Palys and Lowman find the latest draft to be an improvement over the December 2008 version, but they remain dissatisfied with elements of its treatment of social science research. Their main concern is that REBs will remain "dominated by members who have no specialized knowledge of the practices in a particular discipline can undermine the integrity of ethics review and, all too often, make it a process to be undertaken and survived instead of a discussion to be welcomed." To remedy this, they suggest that institutions be encouraged to establish multiple REBs with expertise in particular areas. They also make a number of suggestions for smaller reforms.
While Palys and Lowman have a number of significant concerns, it's worth noting that their comments on this draft are generally much warmer than their critique of the 2008 draft. This confirms my sense that while the latest TCPS has serious flaws, it is the best effort yet to include the concerns of social scientists into a general research ethics document.
Since today is the deadline for comments, I submitted an addendum to my February 6 comments:
To the Panel on Research Ethics,
On February 6 I submitted comments on the Revised Draft 2nd Edition of the TCPS (December 2009). I would like to amplify those comments slightly.
In my earlier comments, I noted my concern with Chapter 5's language warning about the possible stigmatization of groups. As I stated, I believe that this should not be the basis for restricting research in the social sciences and humanities.
Since then, I have reread the report, and I came across the following language in chapter 1:
The welfare of groups can also be affected by research. Groups may benefit from the knowledge gained from the research, but they may also suffer from stigmatization, discrimination or damage to reputation. Engagement during the design process with groups whose welfare may be affected by the research can help to clarify the potential impact of the research and indicate where any negative impact on welfare can be minimized. Researchers must also consider the risks and potential benefits of their research and the knowledge it might generate for the welfare of society as a whole.
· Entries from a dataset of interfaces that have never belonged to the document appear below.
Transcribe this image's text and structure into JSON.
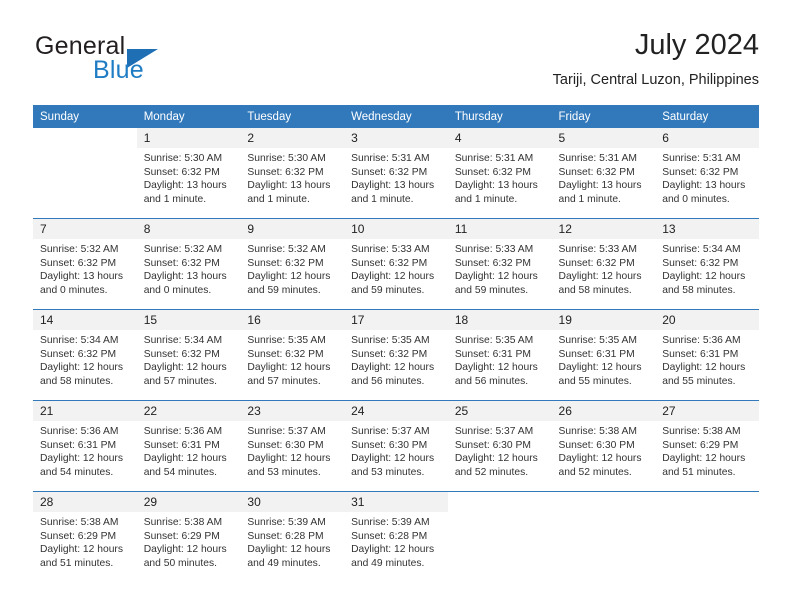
{
  "brand": {
    "word1": "General",
    "word2": "Blue",
    "triangle_color": "#1f6fb5",
    "blue_color": "#1f7dc4"
  },
  "header": {
    "title": "July 2024",
    "subtitle": "Tariji, Central Luzon, Philippines"
  },
  "theme": {
    "header_bg": "#3279bb",
    "row_divider": "#3279bb",
    "daynum_bg": "#f2f2f2"
  },
  "weekday_headers": [
    "Sunday",
    "Monday",
    "Tuesday",
    "Wednesday",
    "Thursday",
    "Friday",
    "Saturday"
  ],
  "weeks": [
    [
      {
        "day": "",
        "sunrise": "",
        "sunset": "",
        "daylight1": "",
        "daylight2": ""
      },
      {
        "day": "1",
        "sunrise": "Sunrise: 5:30 AM",
        "sunset": "Sunset: 6:32 PM",
        "daylight1": "Daylight: 13 hours",
        "daylight2": "and 1 minute."
      },
      {
        "day": "2",
        "sunrise": "Sunrise: 5:30 AM",
        "sunset": "Sunset: 6:32 PM",
        "daylight1": "Daylight: 13 hours",
        "daylight2": "and 1 minute."
      },
      {
        "day": "3",
        "sunrise": "Sunrise: 5:31 AM",
        "sunset": "Sunset: 6:32 PM",
        "daylight1": "Daylight: 13 hours",
        "daylight2": "and 1 minute."
      },
      {
        "day": "4",
        "sunrise": "Sunrise: 5:31 AM",
        "sunset": "Sunset: 6:32 PM",
        "daylight1": "Daylight: 13 hours",
        "daylight2": "and 1 minute."
      },
      {
        "day": "5",
        "sunrise": "Sunrise: 5:31 AM",
        "sunset": "Sunset: 6:32 PM",
        "daylight1": "Daylight: 13 hours",
        "daylight2": "and 1 minute."
      },
      {
        "day": "6",
        "sunrise": "Sunrise: 5:31 AM",
        "sunset": "Sunset: 6:32 PM",
        "daylight1": "Daylight: 13 hours",
        "daylight2": "and 0 minutes."
      }
    ],
    [
      {
        "day": "7",
        "sunrise": "Sunrise: 5:32 AM",
        "sunset": "Sunset: 6:32 PM",
        "daylight1": "Daylight: 13 hours",
        "daylight2": "and 0 minutes."
      },
      {
        "day": "8",
        "sunrise": "Sunrise: 5:32 AM",
        "sunset": "Sunset: 6:32 PM",
        "daylight1": "Daylight: 13 hours",
        "daylight2": "and 0 minutes."
      },
      {
        "day": "9",
        "sunrise": "Sunrise: 5:32 AM",
        "sunset": "Sunset: 6:32 PM",
        "daylight1": "Daylight: 12 hours",
        "daylight2": "and 59 minutes."
      },
      {
        "day": "10",
        "sunrise": "Sunrise: 5:33 AM",
        "sunset": "Sunset: 6:32 PM",
        "daylight1": "Daylight: 12 hours",
        "daylight2": "and 59 minutes."
      },
      {
        "day": "11",
        "sunrise": "Sunrise: 5:33 AM",
        "sunset": "Sunset: 6:32 PM",
        "daylight1": "Daylight: 12 hours",
        "daylight2": "and 59 minutes."
      },
      {
        "day": "12",
        "sunrise": "Sunrise: 5:33 AM",
        "sunset": "Sunset: 6:32 PM",
        "daylight1": "Daylight: 12 hours",
        "daylight2": "and 58 minutes."
      },
      {
        "day": "13",
        "sunrise": "Sunrise: 5:34 AM",
        "sunset": "Sunset: 6:32 PM",
        "daylight1": "Daylight: 12 hours",
        "daylight2": "and 58 minutes."
      }
    ],
    [
      {
        "day": "14",
        "sunrise": "Sunrise: 5:34 AM",
        "sunset": "Sunset: 6:32 PM",
        "daylight1": "Daylight: 12 hours",
        "daylight2": "and 58 minutes."
      },
      {
        "day": "15",
        "sunrise": "Sunrise: 5:34 AM",
        "sunset": "Sunset: 6:32 PM",
        "daylight1": "Daylight: 12 hours",
        "daylight2": "and 57 minutes."
      },
      {
        "day": "16",
        "sunrise": "Sunrise: 5:35 AM",
        "sunset": "Sunset: 6:32 PM",
        "daylight1": "Daylight: 12 hours",
        "daylight2": "and 57 minutes."
      },
      {
        "day": "17",
        "sunrise": "Sunrise: 5:35 AM",
        "sunset": "Sunset: 6:32 PM",
        "daylight1": "Daylight: 12 hours",
        "daylight2": "and 56 minutes."
      },
      {
        "day": "18",
        "sunrise": "Sunrise: 5:35 AM",
        "sunset": "Sunset: 6:31 PM",
        "daylight1": "Daylight: 12 hours",
        "daylight2": "and 56 minutes."
      },
      {
        "day": "19",
        "sunrise": "Sunrise: 5:35 AM",
        "sunset": "Sunset: 6:31 PM",
        "daylight1": "Daylight: 12 hours",
        "daylight2": "and 55 minutes."
      },
      {
        "day": "20",
        "sunrise": "Sunrise: 5:36 AM",
        "sunset": "Sunset: 6:31 PM",
        "daylight1": "Daylight: 12 hours",
        "daylight2": "and 55 minutes."
      }
    ],
    [
      {
        "day": "21",
        "sunrise": "Sunrise: 5:36 AM",
        "sunset": "Sunset: 6:31 PM",
        "daylight1": "Daylight: 12 hours",
        "daylight2": "and 54 minutes."
      },
      {
        "day": "22",
        "sunrise": "Sunrise: 5:36 AM",
        "sunset": "Sunset: 6:31 PM",
        "daylight1": "Daylight: 12 hours",
        "daylight2": "and 54 minutes."
      },
      {
        "day": "23",
        "sunrise": "Sunrise: 5:37 AM",
        "sunset": "Sunset: 6:30 PM",
        "daylight1": "Daylight: 12 hours",
        "daylight2": "and 53 minutes."
      },
      {
        "day": "24",
        "sunrise": "Sunrise: 5:37 AM",
        "sunset": "Sunset: 6:30 PM",
        "daylight1": "Daylight: 12 hours",
        "daylight2": "and 53 minutes."
      },
      {
        "day": "25",
        "sunrise": "Sunrise: 5:37 AM",
        "sunset": "Sunset: 6:30 PM",
        "daylight1": "Daylight: 12 hours",
        "daylight2": "and 52 minutes."
      },
      {
        "day": "26",
        "sunrise": "Sunrise: 5:38 AM",
        "sunset": "Sunset: 6:30 PM",
        "daylight1": "Daylight: 12 hours",
        "daylight2": "and 52 minutes."
      },
      {
        "day": "27",
        "sunrise": "Sunrise: 5:38 AM",
        "sunset": "Sunset: 6:29 PM",
        "daylight1": "Daylight: 12 hours",
        "daylight2": "and 51 minutes."
      }
    ],
    [
      {
        "day": "28",
        "sunrise": "Sunrise: 5:38 AM",
        "sunset": "Sunset: 6:29 PM",
        "daylight1": "Daylight: 12 hours",
        "daylight2": "and 51 minutes."
      },
      {
        "day": "29",
        "sunrise": "Sunrise: 5:38 AM",
        "sunset": "Sunset: 6:29 PM",
        "daylight1": "Daylight: 12 hours",
        "daylight2": "and 50 minutes."
      },
      {
        "day": "30",
        "sunrise": "Sunrise: 5:39 AM",
        "sunset": "Sunset: 6:28 PM",
        "daylight1": "Daylight: 12 hours",
        "daylight2": "and 49 minutes."
      },
      {
        "day": "31",
        "sunrise": "Sunrise: 5:39 AM",
        "sunset": "Sunset: 6:28 PM",
        "daylight1": "Daylight: 12 hours",
        "daylight2": "and 49 minutes."
      },
      {
        "day": "",
        "sunrise": "",
        "sunset": "",
        "daylight1": "",
        "daylight2": ""
      },
      {
        "day": "",
        "sunrise": "",
        "sunset": "",
        "daylight1": "",
        "daylight2": ""
      },
      {
        "day": "",
        "sunrise": "",
        "sunset": "",
        "daylight1": "",
        "daylight2": ""
      }
    ]
  ]
}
Where research on individuals may affect the welfare of a group(s), the weight given to the group’s welfare will depend on the nature of the research being undertaken and the individuals or group in question. This consideration does not imply, however, that the welfare of a group should be given priority over the welfare of individuals.
Again, let me emphasize that legitimate, critical research in the social sciences and humanities often is damaging to groups. As Edward Shils noted in 1973, "Any factual description, however objective and true, might be offensive to those who are sensitive and whose actions and qualities are such as to fall short of reasonable standards." I therefore do not consider the passage on group harms to reflect "core principles [that] transcend disciplinary boundaries and therefore, are relevant to the full range of research covered by this Policy."